I came to Minneapolis a week before the GOP Convention in St. Paul to assist in forming the Republican platform.

It is very quiet on the south side of Minnesota's largest city with 369,000 residents. The scenery is like downtown Baltimore, with tall, large office buildings.


Yet it is very quaint. Homey almost. Kinda like Carroll County in the years of old.

Not many cars on the road, very few people are walking around on this sunny afternoon. Almost total silence, as I sit outside the hotel and enjoy a little bite to eat before the first gathering of the Resolutions Committee.


Breaking the quiet after almost two and a half hours into my arrival there is a squealing – a siren in the distance. An ambulance rushes by.

As I enter the revolving door of the hotel, there is a sign "No Guns are Permitted on the Premises." Revelation: Minnesota is a right-to-carry state. The only policemen I see are in the Minneapolis Convention Center.

I am told there are about 50 murders a year in this city of peacefulness; so unlike Baltimore. I wonder: Does the right to carry a concealed firearm have anything to do with the low crime rate ?

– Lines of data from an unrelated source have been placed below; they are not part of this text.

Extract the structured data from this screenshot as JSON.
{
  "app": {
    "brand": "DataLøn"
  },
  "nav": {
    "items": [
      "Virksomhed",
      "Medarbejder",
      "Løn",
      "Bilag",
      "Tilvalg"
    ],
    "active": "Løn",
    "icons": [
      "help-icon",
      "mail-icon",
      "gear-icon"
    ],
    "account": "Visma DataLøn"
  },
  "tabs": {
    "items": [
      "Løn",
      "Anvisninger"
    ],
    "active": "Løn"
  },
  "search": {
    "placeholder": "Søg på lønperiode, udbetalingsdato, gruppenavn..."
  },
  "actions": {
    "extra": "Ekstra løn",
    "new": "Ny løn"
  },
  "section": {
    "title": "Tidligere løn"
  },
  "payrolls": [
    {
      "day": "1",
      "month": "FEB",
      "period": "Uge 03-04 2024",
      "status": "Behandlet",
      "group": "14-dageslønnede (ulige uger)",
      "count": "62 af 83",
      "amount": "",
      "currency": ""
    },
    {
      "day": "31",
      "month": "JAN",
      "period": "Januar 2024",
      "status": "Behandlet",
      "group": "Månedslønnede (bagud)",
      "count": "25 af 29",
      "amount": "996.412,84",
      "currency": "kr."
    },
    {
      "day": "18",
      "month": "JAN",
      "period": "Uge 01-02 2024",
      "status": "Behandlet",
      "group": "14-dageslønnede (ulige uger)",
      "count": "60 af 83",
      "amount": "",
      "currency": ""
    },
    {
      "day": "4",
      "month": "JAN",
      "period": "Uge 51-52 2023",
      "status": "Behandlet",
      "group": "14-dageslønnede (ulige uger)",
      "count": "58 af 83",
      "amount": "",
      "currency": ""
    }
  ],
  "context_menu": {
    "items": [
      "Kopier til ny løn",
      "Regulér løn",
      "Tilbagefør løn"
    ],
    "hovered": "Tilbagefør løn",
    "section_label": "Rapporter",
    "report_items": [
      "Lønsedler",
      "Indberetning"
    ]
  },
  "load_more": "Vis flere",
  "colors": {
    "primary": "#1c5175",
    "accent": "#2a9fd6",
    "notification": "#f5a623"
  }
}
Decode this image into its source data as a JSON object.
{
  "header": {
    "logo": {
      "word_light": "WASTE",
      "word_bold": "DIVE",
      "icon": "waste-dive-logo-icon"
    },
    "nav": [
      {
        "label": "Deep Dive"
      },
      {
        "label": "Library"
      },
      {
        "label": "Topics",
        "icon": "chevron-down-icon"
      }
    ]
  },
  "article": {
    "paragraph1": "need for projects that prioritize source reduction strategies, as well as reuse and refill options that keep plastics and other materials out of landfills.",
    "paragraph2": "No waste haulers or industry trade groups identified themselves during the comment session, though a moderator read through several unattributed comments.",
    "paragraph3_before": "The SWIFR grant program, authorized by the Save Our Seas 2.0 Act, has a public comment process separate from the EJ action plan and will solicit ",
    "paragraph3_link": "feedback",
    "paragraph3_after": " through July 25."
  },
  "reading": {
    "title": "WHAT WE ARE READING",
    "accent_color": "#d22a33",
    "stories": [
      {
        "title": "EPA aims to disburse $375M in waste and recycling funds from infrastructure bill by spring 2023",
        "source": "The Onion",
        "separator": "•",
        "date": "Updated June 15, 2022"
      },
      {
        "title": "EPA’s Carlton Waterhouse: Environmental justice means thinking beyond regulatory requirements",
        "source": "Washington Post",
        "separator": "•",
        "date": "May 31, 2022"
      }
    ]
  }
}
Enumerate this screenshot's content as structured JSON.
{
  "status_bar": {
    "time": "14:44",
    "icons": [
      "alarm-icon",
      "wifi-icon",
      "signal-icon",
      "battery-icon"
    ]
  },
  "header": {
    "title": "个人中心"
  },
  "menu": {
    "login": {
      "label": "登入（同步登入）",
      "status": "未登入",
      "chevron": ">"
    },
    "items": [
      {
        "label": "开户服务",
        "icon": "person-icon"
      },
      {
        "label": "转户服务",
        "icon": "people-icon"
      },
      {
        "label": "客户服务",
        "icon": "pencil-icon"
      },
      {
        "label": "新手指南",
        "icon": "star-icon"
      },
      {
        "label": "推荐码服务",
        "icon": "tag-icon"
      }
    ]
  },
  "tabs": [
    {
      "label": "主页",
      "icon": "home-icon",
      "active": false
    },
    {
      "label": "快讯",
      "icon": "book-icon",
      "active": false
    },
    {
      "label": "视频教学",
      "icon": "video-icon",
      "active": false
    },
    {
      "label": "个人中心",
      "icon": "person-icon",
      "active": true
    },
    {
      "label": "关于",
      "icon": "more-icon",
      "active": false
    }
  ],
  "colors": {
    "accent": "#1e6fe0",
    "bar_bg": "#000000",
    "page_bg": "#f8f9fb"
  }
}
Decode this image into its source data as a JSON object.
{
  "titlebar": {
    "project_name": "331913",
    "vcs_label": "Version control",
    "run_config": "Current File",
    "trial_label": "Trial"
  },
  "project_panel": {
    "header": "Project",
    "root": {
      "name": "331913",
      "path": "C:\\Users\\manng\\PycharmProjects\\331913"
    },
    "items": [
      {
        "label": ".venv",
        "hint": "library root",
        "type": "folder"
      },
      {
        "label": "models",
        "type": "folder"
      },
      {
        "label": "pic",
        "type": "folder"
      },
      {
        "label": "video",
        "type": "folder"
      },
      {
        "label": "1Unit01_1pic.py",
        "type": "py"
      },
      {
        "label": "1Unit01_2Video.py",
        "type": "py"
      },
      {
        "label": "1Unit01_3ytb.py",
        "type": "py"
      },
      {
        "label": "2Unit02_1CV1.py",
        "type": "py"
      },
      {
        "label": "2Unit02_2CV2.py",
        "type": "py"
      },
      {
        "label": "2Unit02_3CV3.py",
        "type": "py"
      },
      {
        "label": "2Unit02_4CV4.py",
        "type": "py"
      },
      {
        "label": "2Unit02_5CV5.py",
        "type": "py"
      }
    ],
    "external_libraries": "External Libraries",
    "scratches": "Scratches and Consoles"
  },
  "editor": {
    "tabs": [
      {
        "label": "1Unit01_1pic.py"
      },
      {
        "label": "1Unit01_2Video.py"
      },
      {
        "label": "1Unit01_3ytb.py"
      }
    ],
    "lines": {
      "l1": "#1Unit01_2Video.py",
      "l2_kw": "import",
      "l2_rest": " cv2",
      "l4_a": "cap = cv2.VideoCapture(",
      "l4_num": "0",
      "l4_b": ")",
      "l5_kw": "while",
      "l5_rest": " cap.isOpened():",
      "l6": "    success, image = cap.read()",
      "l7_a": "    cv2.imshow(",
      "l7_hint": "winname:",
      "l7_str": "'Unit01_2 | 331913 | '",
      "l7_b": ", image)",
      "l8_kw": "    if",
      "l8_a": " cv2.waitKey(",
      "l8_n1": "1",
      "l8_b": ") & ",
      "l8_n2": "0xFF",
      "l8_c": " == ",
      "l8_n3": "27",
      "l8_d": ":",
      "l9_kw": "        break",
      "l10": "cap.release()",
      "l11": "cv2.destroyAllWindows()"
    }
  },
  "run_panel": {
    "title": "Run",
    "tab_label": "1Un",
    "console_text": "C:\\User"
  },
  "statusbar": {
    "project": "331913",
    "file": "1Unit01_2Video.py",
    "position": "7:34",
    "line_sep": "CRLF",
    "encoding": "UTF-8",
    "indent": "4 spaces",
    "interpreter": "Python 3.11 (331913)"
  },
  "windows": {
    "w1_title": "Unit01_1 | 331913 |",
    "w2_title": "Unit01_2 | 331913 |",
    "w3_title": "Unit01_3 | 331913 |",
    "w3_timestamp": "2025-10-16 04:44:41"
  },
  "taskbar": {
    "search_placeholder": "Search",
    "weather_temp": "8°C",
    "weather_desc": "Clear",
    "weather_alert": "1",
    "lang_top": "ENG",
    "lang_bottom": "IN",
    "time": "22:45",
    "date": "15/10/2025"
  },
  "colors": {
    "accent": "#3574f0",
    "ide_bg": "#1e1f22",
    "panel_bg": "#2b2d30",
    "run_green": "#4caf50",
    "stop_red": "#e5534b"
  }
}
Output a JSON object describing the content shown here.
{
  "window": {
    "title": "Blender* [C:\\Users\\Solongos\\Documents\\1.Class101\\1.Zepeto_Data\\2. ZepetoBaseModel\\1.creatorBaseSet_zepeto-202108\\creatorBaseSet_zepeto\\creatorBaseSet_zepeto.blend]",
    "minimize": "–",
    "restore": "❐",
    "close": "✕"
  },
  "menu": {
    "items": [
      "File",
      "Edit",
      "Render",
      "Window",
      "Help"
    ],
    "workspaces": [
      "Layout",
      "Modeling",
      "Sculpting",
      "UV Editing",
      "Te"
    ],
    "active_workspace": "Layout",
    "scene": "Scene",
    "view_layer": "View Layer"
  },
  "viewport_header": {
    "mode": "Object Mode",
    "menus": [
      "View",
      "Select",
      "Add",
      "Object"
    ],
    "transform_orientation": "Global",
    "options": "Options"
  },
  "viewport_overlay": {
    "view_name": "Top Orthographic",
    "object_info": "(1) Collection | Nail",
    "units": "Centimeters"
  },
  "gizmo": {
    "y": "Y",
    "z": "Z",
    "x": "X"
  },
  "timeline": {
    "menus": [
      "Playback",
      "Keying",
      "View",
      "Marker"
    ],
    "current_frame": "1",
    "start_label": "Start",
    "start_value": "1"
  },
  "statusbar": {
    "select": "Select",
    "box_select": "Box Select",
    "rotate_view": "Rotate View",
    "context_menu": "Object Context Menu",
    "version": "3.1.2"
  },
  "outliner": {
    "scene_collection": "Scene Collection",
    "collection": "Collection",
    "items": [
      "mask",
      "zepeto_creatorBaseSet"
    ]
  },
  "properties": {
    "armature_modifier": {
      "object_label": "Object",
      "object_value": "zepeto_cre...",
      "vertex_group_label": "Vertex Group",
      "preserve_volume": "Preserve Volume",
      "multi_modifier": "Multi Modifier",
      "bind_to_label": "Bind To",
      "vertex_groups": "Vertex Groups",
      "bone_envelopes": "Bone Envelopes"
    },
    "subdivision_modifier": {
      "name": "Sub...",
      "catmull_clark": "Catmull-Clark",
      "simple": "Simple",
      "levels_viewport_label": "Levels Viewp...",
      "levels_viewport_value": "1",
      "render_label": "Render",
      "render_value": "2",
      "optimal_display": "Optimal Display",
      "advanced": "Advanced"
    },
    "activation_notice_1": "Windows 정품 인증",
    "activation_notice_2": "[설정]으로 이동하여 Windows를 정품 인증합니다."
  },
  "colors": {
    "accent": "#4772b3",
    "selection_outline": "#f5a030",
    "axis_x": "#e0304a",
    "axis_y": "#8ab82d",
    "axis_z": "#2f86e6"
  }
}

By the third day, everything is on schedule; we worked Monday through Wednesday, 7 a.m. to 7 p.m., crafting the platform which articulates the philosophies and positions of the Party of Lincoln.

It was rewritten from top to bottom, going from 40,000 words to about half the size, with the hope that being so concise would convey a clearer understanding of what being a Republican means, and would encourage folks to register and vote Republican.

Our co-chairs, Congressman Kevin McCarthy, (R-CA) and Sen. Richard Burr (R-SC) were very patient in allowing each of the 106 members to debate and amend the document that will be the basis for Senator John S. McCain to accept his nomination as the next president of the United States.

Maryland House Republican Leader Tony O'Donnell and I had front row assignments in the full committee, which was televised live by C-SPAN. It was truly an honor to be a part of this historic process. It is a document that should be read by anyone who is interested in the governing principals of the GOP. I am proud to be a Republican, and an American, where I know I am free to have a voice in the process.

-- Carmen Amedori